In 1923 Widener had "renovations" done on the 73rd Street building. Although the plans are vague, the alterations most likely made the former stable more car-friendly. But while the Wideners got around town in automobiles, George in no way turned his back on horses.
George Widener was less known for his business interests than for his passion for horse racing. He maintained a 446-acre estate, Erdenheim Farm, outside of Philadelphia where his stable of thoroughbreds were housed and bred.
Widener's horses raced in the most illustrious events. He was dealt a severe blow in the spring of 1924. The New York Times reported "George D. Widener's St. James, three-year-old son of Ambassador IV. and Bobolink II. and the hope of the East for the Preakness Stakes and the Kentucky Golden Jubilee Derby, pulled up lame after his Preakness workout at the Belmont Park track yesterday morning and will not be shipped to Baltimore for the Pimlico classic."
The setback could not dampen Widener's love for the sport. Later that year, in August, he attended the annual yearling auction at Saratoga Springs in order to add to his stable. On the fourth day of the sale he purchased Calamint for $5,200, nearly $75,000 in today's money.
Jockeys in the 1920's were, for the most part, teen-aged boys who did not weigh as much as even slender adults. But work on a horse farm got in the way of schooling. As The New York Times explained on October 14, 1925, "Horses must be exercised and cared for in the morning, which unfortunately happens to be school time."
To remedy the conflict, Widener established a school on the property of Erdenheim Farm. Now, after the boys had completed their tasks with stable foreman Bert Muholland, "Mrs. Clinton Aldred occupies their afternoons with training in every subject from arithmetic and English to current events and civics." There were seven boys in the original class, ranging from 14- to 17-years-old, several of whom came from Long Island.
While George concentrated on racing, Jessie mingled among the top echelon of New York socialites.

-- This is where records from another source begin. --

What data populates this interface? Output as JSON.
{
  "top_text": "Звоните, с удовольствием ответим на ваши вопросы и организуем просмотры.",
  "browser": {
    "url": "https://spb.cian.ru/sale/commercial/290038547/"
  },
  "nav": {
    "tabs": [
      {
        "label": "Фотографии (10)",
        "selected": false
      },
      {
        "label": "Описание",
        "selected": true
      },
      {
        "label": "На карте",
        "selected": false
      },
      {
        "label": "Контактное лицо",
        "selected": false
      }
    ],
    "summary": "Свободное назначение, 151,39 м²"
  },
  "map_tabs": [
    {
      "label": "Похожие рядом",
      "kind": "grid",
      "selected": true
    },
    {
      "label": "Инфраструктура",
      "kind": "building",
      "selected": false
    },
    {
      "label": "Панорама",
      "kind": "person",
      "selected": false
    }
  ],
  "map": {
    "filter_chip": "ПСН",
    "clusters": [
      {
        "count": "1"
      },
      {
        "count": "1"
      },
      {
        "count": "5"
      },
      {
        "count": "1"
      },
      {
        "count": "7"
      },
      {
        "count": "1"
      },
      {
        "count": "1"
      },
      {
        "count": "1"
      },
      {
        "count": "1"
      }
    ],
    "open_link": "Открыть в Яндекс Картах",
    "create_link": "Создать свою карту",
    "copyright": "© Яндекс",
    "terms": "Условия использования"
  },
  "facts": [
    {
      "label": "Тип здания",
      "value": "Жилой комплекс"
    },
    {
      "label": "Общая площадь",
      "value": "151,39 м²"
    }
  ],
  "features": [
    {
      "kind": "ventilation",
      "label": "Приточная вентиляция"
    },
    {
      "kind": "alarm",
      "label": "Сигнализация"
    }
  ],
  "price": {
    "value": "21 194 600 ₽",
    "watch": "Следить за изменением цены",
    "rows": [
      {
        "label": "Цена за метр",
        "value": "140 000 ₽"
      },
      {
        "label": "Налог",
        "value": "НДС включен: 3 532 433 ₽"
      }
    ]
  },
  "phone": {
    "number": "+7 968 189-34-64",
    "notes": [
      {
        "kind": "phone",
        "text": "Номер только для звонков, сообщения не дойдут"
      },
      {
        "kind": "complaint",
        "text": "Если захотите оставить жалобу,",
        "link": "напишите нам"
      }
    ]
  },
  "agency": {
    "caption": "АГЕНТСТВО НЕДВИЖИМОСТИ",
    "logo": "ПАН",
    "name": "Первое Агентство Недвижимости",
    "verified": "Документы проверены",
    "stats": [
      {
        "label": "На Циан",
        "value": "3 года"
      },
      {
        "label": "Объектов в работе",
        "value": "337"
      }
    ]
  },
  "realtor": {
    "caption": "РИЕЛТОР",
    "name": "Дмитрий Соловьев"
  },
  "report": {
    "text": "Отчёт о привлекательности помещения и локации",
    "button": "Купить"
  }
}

She worked with Mrs. Vincent Astor for more than a month on preparations for a recital in the Astor's ballroom to benefit the Mental Hygiene Committee of the State Charities Aid Association on January 7, 1926.
By the 1960's the Wideners had moved permanently to Erdenheim Farm. (Their 70th Street mansion was later demolished for an extension to the Frick Collection.) In 1965 at least three tenants were living in the former grooms' apartments above the East 73rd Street stables. Marion A. Dexter, and Marie and Marion Martin were listed at No. 180.
Change came in 1976 when J. H. Guttmann converted the former carriage house for his picture framing shop on the ground floor and part of the second. A "private art gallery" shared part of the second floor. The top floor housed a single apartment, presumably home to owner Jakob Guttmann. The only noticeable exterior change was the carriage bay, now converted to a show window.
The J. H. Guttmann Picture Frame Corp. was no run-of-the-mill frame store. Its patrons were, according to The New York Times on September 16, 1979 "museums, fine-art dealers and collectors, as well as the average customer." The article called Guttman one of the three top framing houses in New York and noted it maintained a stock of antique frames "generally ranging fro early Renaissance to 19th-century American."
Guttman's clients include art museums in Los Angeles, Cleveland, St. Louis, Fort Worth and New York. His services included restoring and regilding frames, and shortening or enlarging them to fit paintings. Although J. H. Guttman remained in the building at least through the 1980's, it was sold in December 1981, and then again in March 2002.
The Nathan carriage house was put on the market in 2018 for $16,750,000. Like several of the amazingly-surviving private stable buildings on the block, a private residence is most likely in the building's future.